Adam Miller came from humble beginnings, he was born on 2nd November 1827 in Edinburgh, the son of a labourer who died when Adam was young. He served an apprenticeship as Millwright and Engineer from 1840 and qualified as an Extra First Class Engineer. He spent time as Chief Engineer on various large steamers after which he began to design and develop steam engines and boilers and also steam ships built to bespoke specifications. In 1876 Miller moved to London and set up his own naval design consultancy at Riches Court.
1881 saw the start of the smallpox epidemic in London which created a great strain on hospital beds in the capital. To address this, The Metropolitan Asylum Board chartered two old wooden warships and equipped one for acute cases and the other as an administration block. They were situated on the Thames to the East of London at Long Reach, an isolated stretch of the river, and in 1884 the iron paddle steamer Castalia joined them. Originally built in 1874, she had been intended to run as a passenger ferry between Dover and Calais but had been unsuccessful and never used. The MAB bought the ship and commissioned Adam Miller to convert it into a hospital ship. He removed the engines and paddle wheels and had the space decked over. He divided the lower deck into five wards and built another five ward blocks on the upper deck and Miller also designed a new ventilation system using “Boyle’s Extractors”. The ship came into service in July 1884.

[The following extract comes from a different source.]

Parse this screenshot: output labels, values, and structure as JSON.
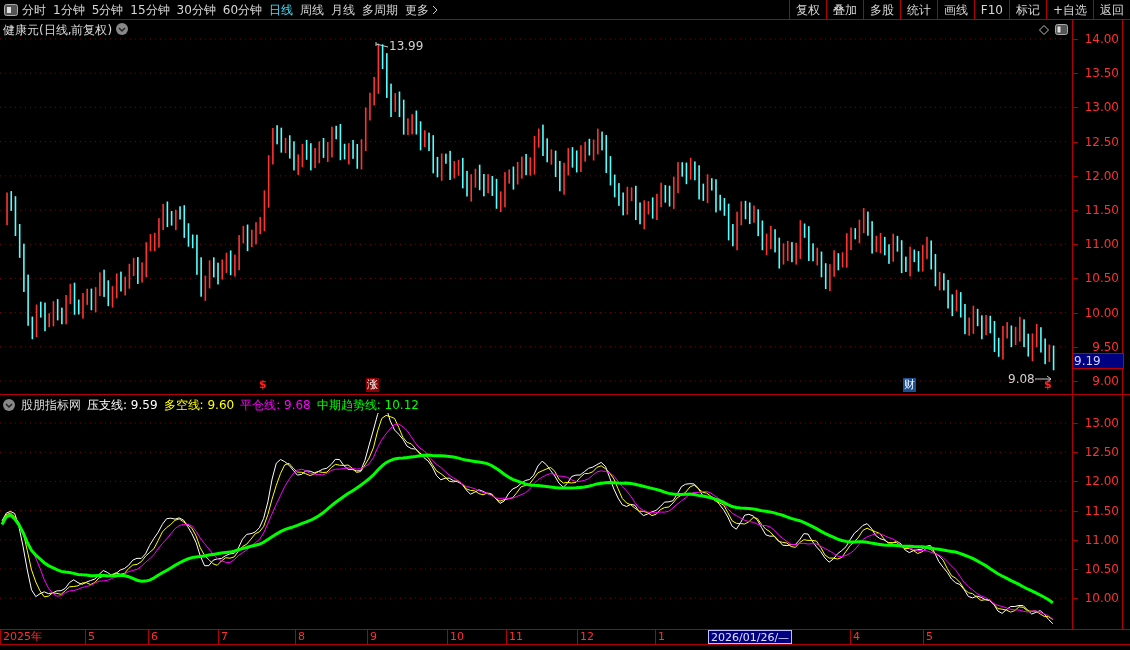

Since the three hospital ships were moored some way out of the London, it was necessary for a river ambulance service to transport the sick from the City to the ships or to the hospital at Dartford. The North Wharf receiving station was built at Rotherhithe by the MAB who required a floating a pier or pontoon so that the ambulances could reach the shore and transfer patients from the wharf to the river at any time regardless of the tide. Adam Miller incorporated both these features into his design which was connected to the wharf by a gangway. A galvanized iron canopy was built in 1887. Miller went on to use his designs for two further piers commissioned by the MAB, one at Blackwall and the other at Fulham.
Miller also designed the Red Cross, Ambulance steamer for use on the Thames.
The hospital ships continued in use until 1903 when more a more permanent smallpox hospital was opened nearby. The ships were disposed of by auction and the Castalia sold for £1120. A flood barrier now occupies the site of the Long Reach pier buildings.
We now wait to see how far and how fast the Covid-19 spreads and whether the cruise liners at Tilbury will be needed as hospital ships.
My sources used while researching this part of Adam Miller’s life include:
Metropolitan Asylum District – Board Minutes 1884-85 Vol Xviii. Graces Guide to British Industrial History: https://www.gracesguide.co.uk, Shipping & Mercantile Gazette. Survey of London: Southern Blackwall: Coldharbour, Volumes 43 and 44, Poplar, Blackwall and Isle of Dogs; originally printed by London County Council, 1994. Contagion, Isolation and Biopolitics in Victorian London, Matthew L Newsom Kerr, Palgrave MacMillan, 2018. Mechanical Engineering Records, 1847-1930. London, UK: Institution of Mechanical Engineers